Home infusion market stable, strong
When it comes to home infusion, big deals may be fewer and farther between, but there’s still a lot of runway for buyers and sellers looking to make smaller deals, say industry analysts.
These days, most deals tend to come in at under $10 million and involve companies with one or two locations that service a specific geographic area, say analysts.
“By acquiring them, the larger company gets the coverage they want for the payers or just gets to have coverage in those geographies,” said Reg Blackburn, managing director of specialty pharmacy and infusion services for The Braff Group.
BioScrip’s planned purchase of CarePoint Partners for $223 million may be the last of the big deals in the home infusion market due to lack of available larger companies. During the heyday of home infusion, Walgreens acquired OptionCare for $850 million and Apria acquired Coram for $350 million.
Still, home infusion remains an attractive market for several key reasons, say analysts.
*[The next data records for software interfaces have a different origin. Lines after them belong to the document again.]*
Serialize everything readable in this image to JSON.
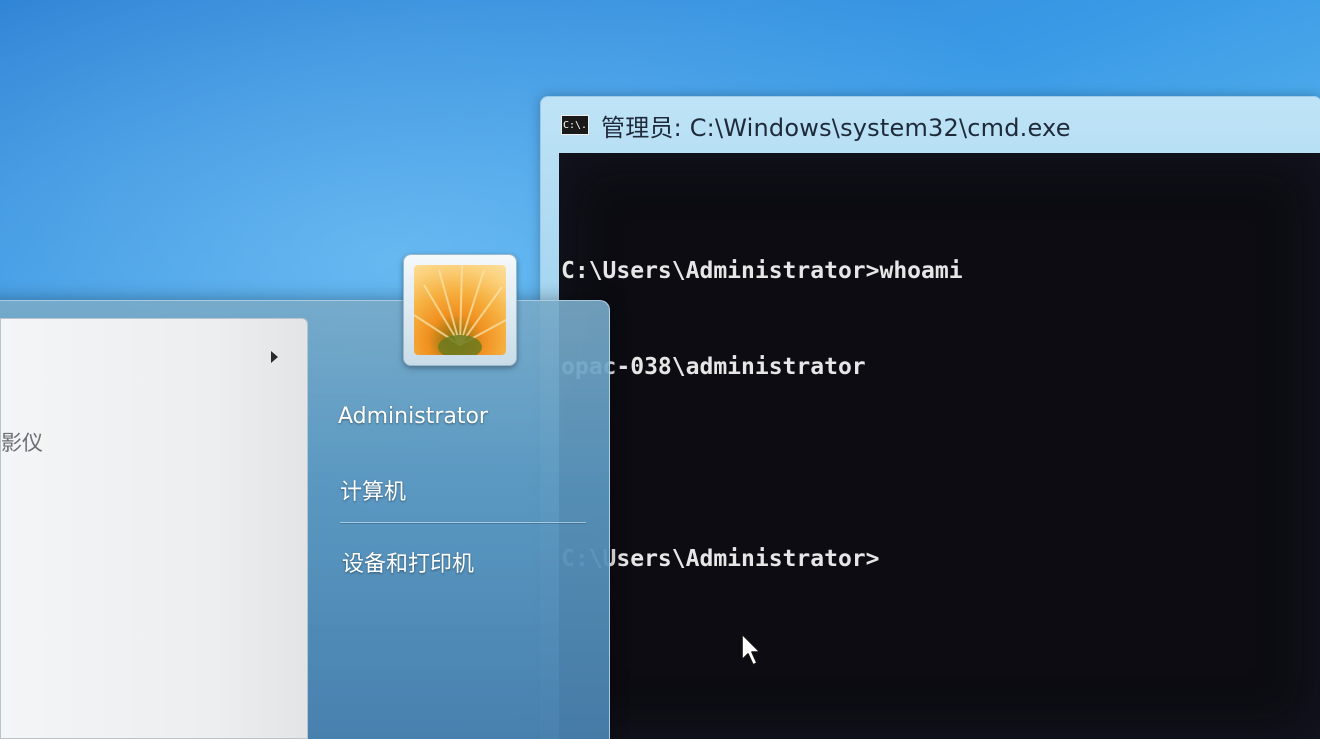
{
  "cmd_window": {
    "title": "管理员: C:\\Windows\\system32\\cmd.exe",
    "icon_label": "C:\\.",
    "lines": [
      "C:\\Users\\Administrator>whoami",
      "opac-038\\administrator",
      "",
      "C:\\Users\\Administrator>"
    ]
  },
  "start_menu": {
    "user_name": "Administrator",
    "items": {
      "computer": "计算机",
      "devices_printers": "设备和打印机"
    },
    "program_partial_label": "影仪"
  },
  "icons": {
    "cmd": "cmd-icon",
    "avatar": "user-avatar-flower",
    "submenu": "chevron-right-icon",
    "cursor": "mouse-cursor-icon"
  }
}
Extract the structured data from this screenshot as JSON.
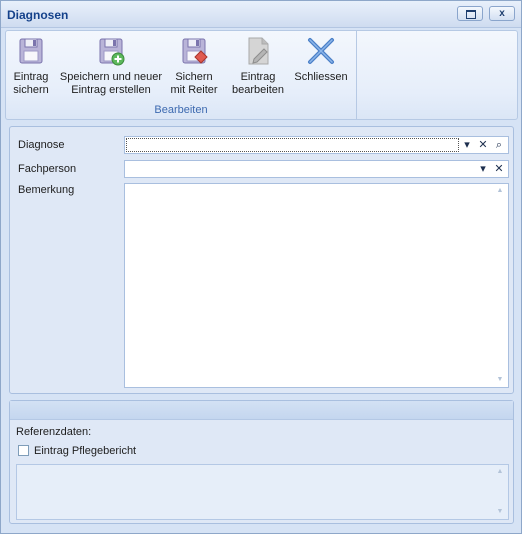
{
  "window": {
    "title": "Diagnosen",
    "restore_icon": "restore-icon",
    "close_glyph": "x"
  },
  "ribbon": {
    "group_label": "Bearbeiten",
    "buttons": [
      {
        "label": "Eintrag\nsichern",
        "icon": "floppy-save-icon"
      },
      {
        "label": "Speichern und neuer\nEintrag erstellen",
        "icon": "floppy-save-new-icon"
      },
      {
        "label": "Sichern\nmit Reiter",
        "icon": "floppy-save-tab-icon"
      },
      {
        "label": "Eintrag\nbearbeiten",
        "icon": "edit-document-icon"
      },
      {
        "label": "Schliessen",
        "icon": "close-x-icon"
      }
    ]
  },
  "form": {
    "diagnose_label": "Diagnose",
    "diagnose_value": "",
    "fachperson_label": "Fachperson",
    "fachperson_value": "",
    "bemerkung_label": "Bemerkung",
    "bemerkung_value": ""
  },
  "referenz": {
    "heading": "Referenzdaten:",
    "checkbox_label": "Eintrag Pflegebericht",
    "checked": false
  },
  "colors": {
    "title_text": "#15428b",
    "group_label": "#3d6ab0",
    "panel_bg": "#dfe8f6",
    "close_icon": "#4a7fc7"
  }
}
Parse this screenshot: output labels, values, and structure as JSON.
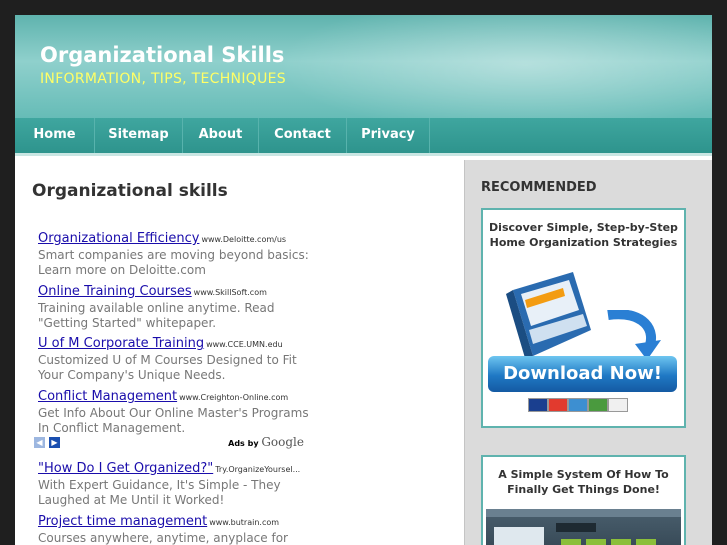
{
  "header": {
    "title": "Organizational Skills",
    "tagline": "INFORMATION, TIPS, TECHNIQUES"
  },
  "nav": {
    "items": [
      "Home",
      "Sitemap",
      "About",
      "Contact",
      "Privacy"
    ]
  },
  "main": {
    "title": "Organizational skills",
    "ads": [
      {
        "title": "Organizational Efficiency",
        "url": "www.Deloitte.com/us",
        "desc": "Smart companies are moving beyond basics: Learn more on Deloitte.com"
      },
      {
        "title": "Online Training Courses",
        "url": "www.SkillSoft.com",
        "desc": "Training available online anytime. Read \"Getting Started\" whitepaper."
      },
      {
        "title": "U of M Corporate Training",
        "url": "www.CCE.UMN.edu",
        "desc": "Customized U of M Courses Designed to Fit Your Company's Unique Needs."
      },
      {
        "title": "Conflict Management",
        "url": "www.Creighton-Online.com",
        "desc": "Get Info About Our Online Master's Programs In Conflict Management."
      },
      {
        "title": "\"How Do I Get Organized?\"",
        "url": "Try.OrganizeYoursel...",
        "desc": "With Expert Guidance, It's Simple - They Laughed at Me Until it Worked!"
      },
      {
        "title": "Project time management",
        "url": "www.butrain.com",
        "desc": "Courses anywhere, anytime, anyplace for busy professionals like you."
      }
    ],
    "ads_by": "Ads by",
    "google": "Google",
    "prev_arrow": "◀",
    "next_arrow": "▶"
  },
  "sidebar": {
    "heading": "RECOMMENDED",
    "box1": {
      "title_line1": "Discover Simple, Step-by-Step",
      "title_line2": "Home Organization Strategies",
      "download": "Download Now!"
    },
    "box2": {
      "title_line1": "A Simple System Of How To",
      "title_line2": "Finally Get Things Done!"
    }
  },
  "colors": {
    "accent": "#5fb3ae",
    "link": "#1a0dab",
    "tagline": "#ffff66"
  }
}
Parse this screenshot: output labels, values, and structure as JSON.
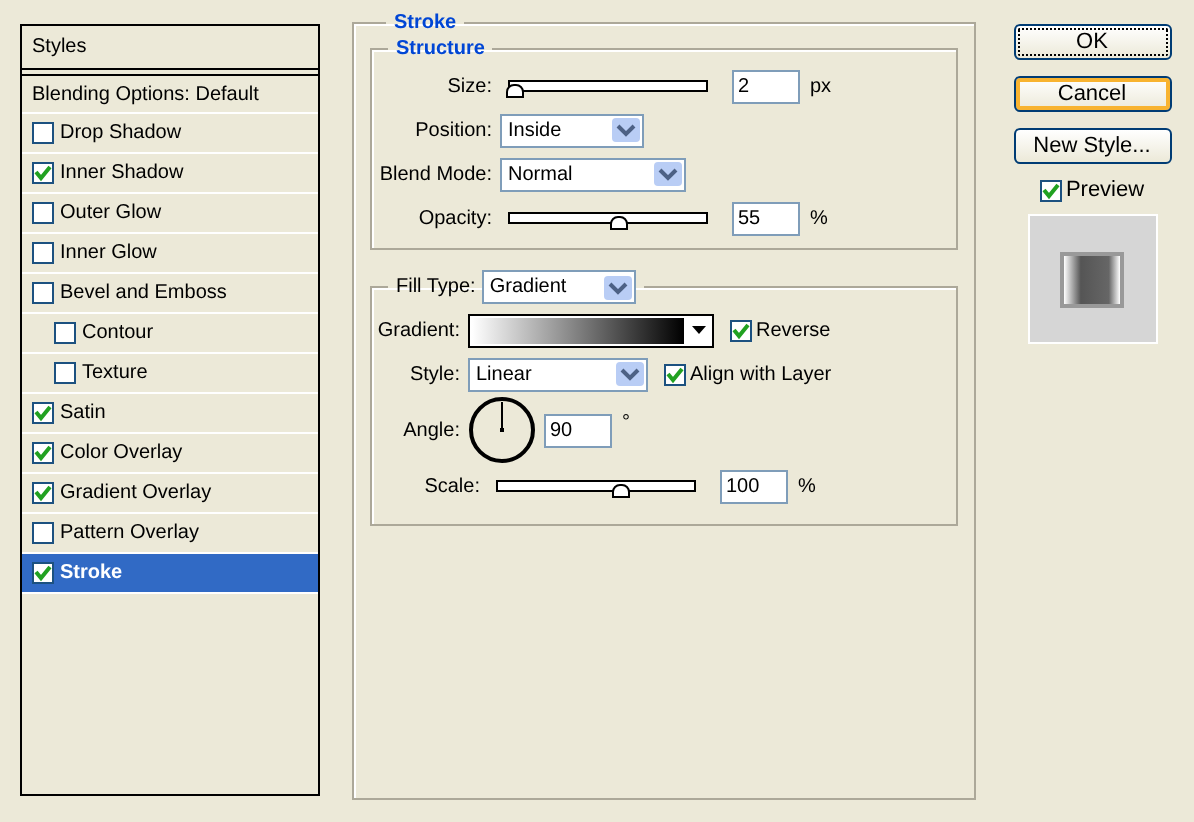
{
  "sidebar": {
    "title": "Styles",
    "header": "Blending Options: Default",
    "items": [
      {
        "label": "Drop Shadow",
        "checked": false,
        "selected": false
      },
      {
        "label": "Inner Shadow",
        "checked": true,
        "selected": false
      },
      {
        "label": "Outer Glow",
        "checked": false,
        "selected": false
      },
      {
        "label": "Inner Glow",
        "checked": false,
        "selected": false
      },
      {
        "label": "Bevel and Emboss",
        "checked": false,
        "selected": false,
        "children": [
          {
            "label": "Contour",
            "checked": false,
            "selected": false
          },
          {
            "label": "Texture",
            "checked": false,
            "selected": false
          }
        ]
      },
      {
        "label": "Satin",
        "checked": true,
        "selected": false
      },
      {
        "label": "Color Overlay",
        "checked": true,
        "selected": false
      },
      {
        "label": "Gradient Overlay",
        "checked": true,
        "selected": false
      },
      {
        "label": "Pattern Overlay",
        "checked": false,
        "selected": false
      },
      {
        "label": "Stroke",
        "checked": true,
        "selected": true
      }
    ]
  },
  "stroke": {
    "title": "Stroke",
    "structure": {
      "title": "Structure",
      "size": {
        "label": "Size:",
        "level": 0.02,
        "value": "2",
        "unit": "px"
      },
      "position": {
        "label": "Position:",
        "value": "Inside"
      },
      "blend_mode": {
        "label": "Blend Mode:",
        "value": "Normal"
      },
      "opacity": {
        "label": "Opacity:",
        "level": 0.55,
        "value": "55",
        "unit": "%"
      }
    },
    "fill": {
      "label": "Fill Type:",
      "value": "Gradient",
      "gradient": {
        "label": "Gradient:"
      },
      "reverse": {
        "label": "Reverse",
        "checked": true
      },
      "style": {
        "label": "Style:",
        "value": "Linear"
      },
      "align": {
        "label": "Align with Layer",
        "checked": true
      },
      "angle": {
        "label": "Angle:",
        "value": "90",
        "unit": "°"
      },
      "scale": {
        "label": "Scale:",
        "level": 0.62,
        "value": "100",
        "unit": "%"
      }
    }
  },
  "buttons": [
    {
      "label": "OK",
      "focused": true,
      "hot": false
    },
    {
      "label": "Cancel",
      "focused": false,
      "hot": true
    },
    {
      "label": "New Style...",
      "focused": false,
      "hot": false
    }
  ],
  "preview": {
    "label": "Preview",
    "checked": true
  }
}
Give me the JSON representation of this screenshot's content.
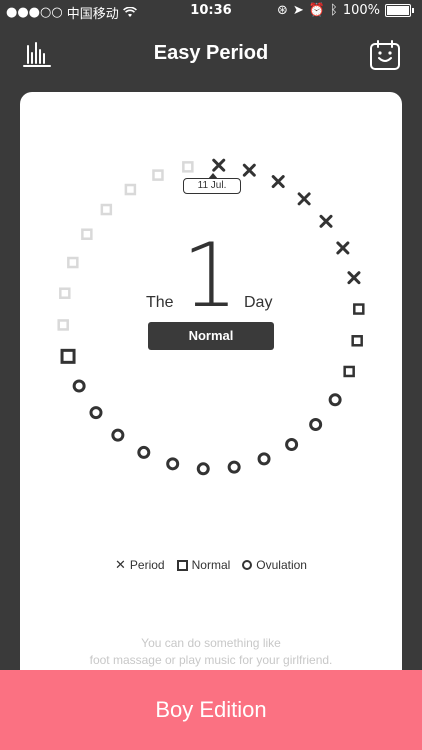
{
  "statusbar": {
    "carrier": "中国移动",
    "time": "10:36",
    "battery": "100%"
  },
  "nav": {
    "title": "Easy Period",
    "left_icon": "bar-chart-icon",
    "right_icon": "calendar-smile-icon"
  },
  "cycle": {
    "prefix": "The",
    "day": "1",
    "suffix": "Day",
    "status": "Normal",
    "selected_date": "11 Jul.",
    "markers": [
      "period",
      "period",
      "period",
      "period",
      "period",
      "period",
      "period",
      "normal",
      "normal",
      "normal",
      "ovulation",
      "ovulation",
      "ovulation",
      "ovulation",
      "ovulation",
      "ovulation",
      "ovulation",
      "ovulation",
      "ovulation",
      "ovulation",
      "ovulation",
      "normal-current",
      "normal-light",
      "normal-light",
      "normal-light",
      "normal-light",
      "normal-light",
      "normal-light",
      "normal-light",
      "normal-light"
    ]
  },
  "legend": {
    "period": "Period",
    "normal": "Normal",
    "ovulation": "Ovulation"
  },
  "tip": {
    "line1": "You can do something like",
    "line2": "foot massage or play music for your girlfriend."
  },
  "bottom_button": "Boy Edition",
  "colors": {
    "background": "#3a3a3a",
    "accent": "#fb7182",
    "marker_dark": "#333333",
    "marker_light": "#d9d9d9"
  }
}
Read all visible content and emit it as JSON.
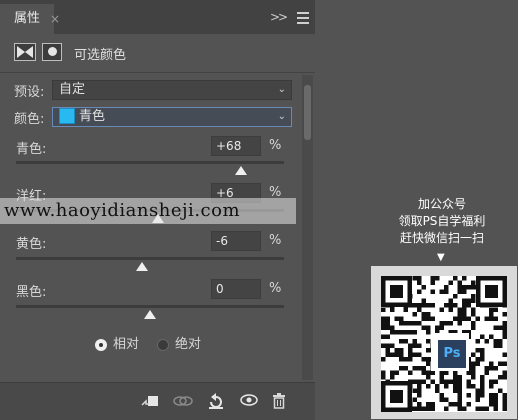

The home is a cost-effective place to care for patients; pricing, while under some pressure, remains steady; and, perhaps most importantly, it’s not easily turned into a commodity.
“You can’t ship it across the country—you kind of need to be there,” said Blackburn. “That gives some stability to it, and allows the operators and potential investors to feel like one big entity can’t, with the stroke of a pen, take a big chunk of the business.”
Even the surprise announcement by CMS in 2012 to include infusion pumps in the Round 1 re-compete isn’t expected to have too much impact on the market, say analysts.
“The percentage of their revenues that is Medicare is relatively small,” said Jonathan Sadock, managing partner with Paragon Ventures. “They are handling more specialty drugs, antibiotics and chemotherapy.”